"You know that song 'If a body catch a body comin' through the rye'? I'd like — "Holden Caufield in Catcher in the Rye
"It's 'If a body meet a body coming through the rye'!" old Phoebe said. "It's a poem. By Robert Burns."
"I know it's a poem by Robert Burns."
She was right, though. It is "If a body meet a body coming through the rye." I didn't know it then, though.
"I thought it was 'If a body catch a body,'" I said."
Holden knew that ‘Coming through the rye’ is a song, even if he got the words wrong.
It’s based on a Robert Burns poem, but it’s more likely he heard the song as a child, than that he read the poem.
I know it’s a song too. I have been able to sing it since I was 6 years old, when I received a Magnus Chord Organ for Christmas, complete with a Favorite Melodies for Magnus Chord Organ books. There are variations on the song, but this is the one the good Magnus Organ people printed:
Gin a body meet a body
Comin thro' the rye;
Gin a body kiss a body,
Need a body cry?
Ev'ry Lassie has her laddie,
Nane, they say, hae I,
Yet all the lads they smile at me,
When comin' thro' the rye.
For Holden, the song made such an impression that he wanted to catch the body coming through the rye, which in his mind was at the edge of a cliff. And so was born a defining metaphor for several generations of readers, now warmly being remembered at the passing of the 91-year old Salinger.
For me, I didn’t know that “gin” in the song is Scottish for “if,” but these words and music are seared into my brain because I learned them so young, and I was good at getting the gist of all things verbal or literary.
This song is the only thing I have in common with Holden Caufield or his hermetic author, J.D. Salinger. I have no emotional connection to the novel Catcher in the Rye at all. We had the classic copy in the house, but I think a family friend bought it for my older brother. I know I read it somewhere in school, but it made no impression on me. Hardy’s The Return of the Native is the first novel I read in adolescence that rocked my world. From there I found Hemingway, and never looked back. The uber adolescent moment to bond with Holden had passed.

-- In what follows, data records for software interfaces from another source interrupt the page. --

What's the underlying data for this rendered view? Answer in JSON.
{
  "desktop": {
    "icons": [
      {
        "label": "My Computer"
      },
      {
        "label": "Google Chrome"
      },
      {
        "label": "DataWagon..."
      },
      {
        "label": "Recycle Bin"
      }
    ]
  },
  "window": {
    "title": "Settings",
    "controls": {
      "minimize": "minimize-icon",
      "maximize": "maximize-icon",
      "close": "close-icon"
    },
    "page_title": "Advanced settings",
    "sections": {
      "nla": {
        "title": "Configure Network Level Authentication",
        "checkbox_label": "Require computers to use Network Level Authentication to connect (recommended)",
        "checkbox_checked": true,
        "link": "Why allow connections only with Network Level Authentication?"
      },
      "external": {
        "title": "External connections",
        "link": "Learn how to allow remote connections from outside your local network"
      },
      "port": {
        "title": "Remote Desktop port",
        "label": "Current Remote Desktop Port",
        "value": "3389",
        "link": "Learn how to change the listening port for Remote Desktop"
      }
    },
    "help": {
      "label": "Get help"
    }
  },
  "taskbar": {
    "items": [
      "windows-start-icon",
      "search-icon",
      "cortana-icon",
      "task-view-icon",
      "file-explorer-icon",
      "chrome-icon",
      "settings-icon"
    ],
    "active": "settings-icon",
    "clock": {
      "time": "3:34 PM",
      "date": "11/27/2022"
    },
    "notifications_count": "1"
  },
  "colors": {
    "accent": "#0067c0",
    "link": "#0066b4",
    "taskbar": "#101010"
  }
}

So I didn’t connect with Catcher the way so many literary types did, but I did years earlier connect deeply to my Magnus Organ. My father picked it out for me, the 670 Model, with three octaves of keys, and six major and six minor buttons. I played every one of the songs in the beginning book hundreds of times, learning the words to such timeless songs as “The Man on the Flying Trapeze,” “Oh Susanna,” “Home on the Range,”and many, many others. My love of these songs is part of what shielded me from some of the teenage years bleak alienation, which in turn is part of why no sparks with Holden for me.

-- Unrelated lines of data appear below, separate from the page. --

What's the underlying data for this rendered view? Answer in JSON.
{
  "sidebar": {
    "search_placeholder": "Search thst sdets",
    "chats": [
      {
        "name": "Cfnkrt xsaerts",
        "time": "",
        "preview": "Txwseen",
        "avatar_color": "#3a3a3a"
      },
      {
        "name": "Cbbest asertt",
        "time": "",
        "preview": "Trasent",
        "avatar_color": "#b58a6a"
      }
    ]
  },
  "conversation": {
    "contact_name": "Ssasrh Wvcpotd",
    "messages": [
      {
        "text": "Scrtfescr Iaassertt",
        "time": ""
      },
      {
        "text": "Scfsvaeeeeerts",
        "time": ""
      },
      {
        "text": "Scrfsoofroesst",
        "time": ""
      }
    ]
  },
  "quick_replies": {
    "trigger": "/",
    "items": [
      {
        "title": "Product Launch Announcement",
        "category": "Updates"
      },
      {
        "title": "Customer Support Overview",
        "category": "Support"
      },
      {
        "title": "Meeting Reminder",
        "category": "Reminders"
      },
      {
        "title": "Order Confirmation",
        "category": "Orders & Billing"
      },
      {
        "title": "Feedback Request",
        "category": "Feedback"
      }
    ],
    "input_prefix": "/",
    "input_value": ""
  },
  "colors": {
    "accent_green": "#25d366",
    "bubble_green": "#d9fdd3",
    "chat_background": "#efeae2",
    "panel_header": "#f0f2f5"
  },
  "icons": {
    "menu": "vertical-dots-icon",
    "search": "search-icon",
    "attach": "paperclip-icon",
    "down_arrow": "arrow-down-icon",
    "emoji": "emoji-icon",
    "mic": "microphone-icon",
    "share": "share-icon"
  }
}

Fast forward to the 1990s: I like the Fraiser homage to Salinger in the episode “A Crane’s Critique.” Robert Prosky plays ‘the reclusive author T. H. Houghton, who has only written one iconic novel.’ Martin Crane becomes friends with Houghton, and Niles and Frasier are beside themselves to impress the great American writer. He leaves a briefcase with his new manuscript in the apartment, and the Crane boys read it. When they critique it to him, Houghton realizes it’s completely derivative of Dante’s Inferno. He thanks them and destroys it. Now that’s a literary fantasy.
Salinger died on January 27, just two days after the worldwide annual celebration of Rabbie Burns’s birthday. Maybe they are now somewhere, singin’ together: “Should auld acquaintance be forgot, and never brought to mind . . . “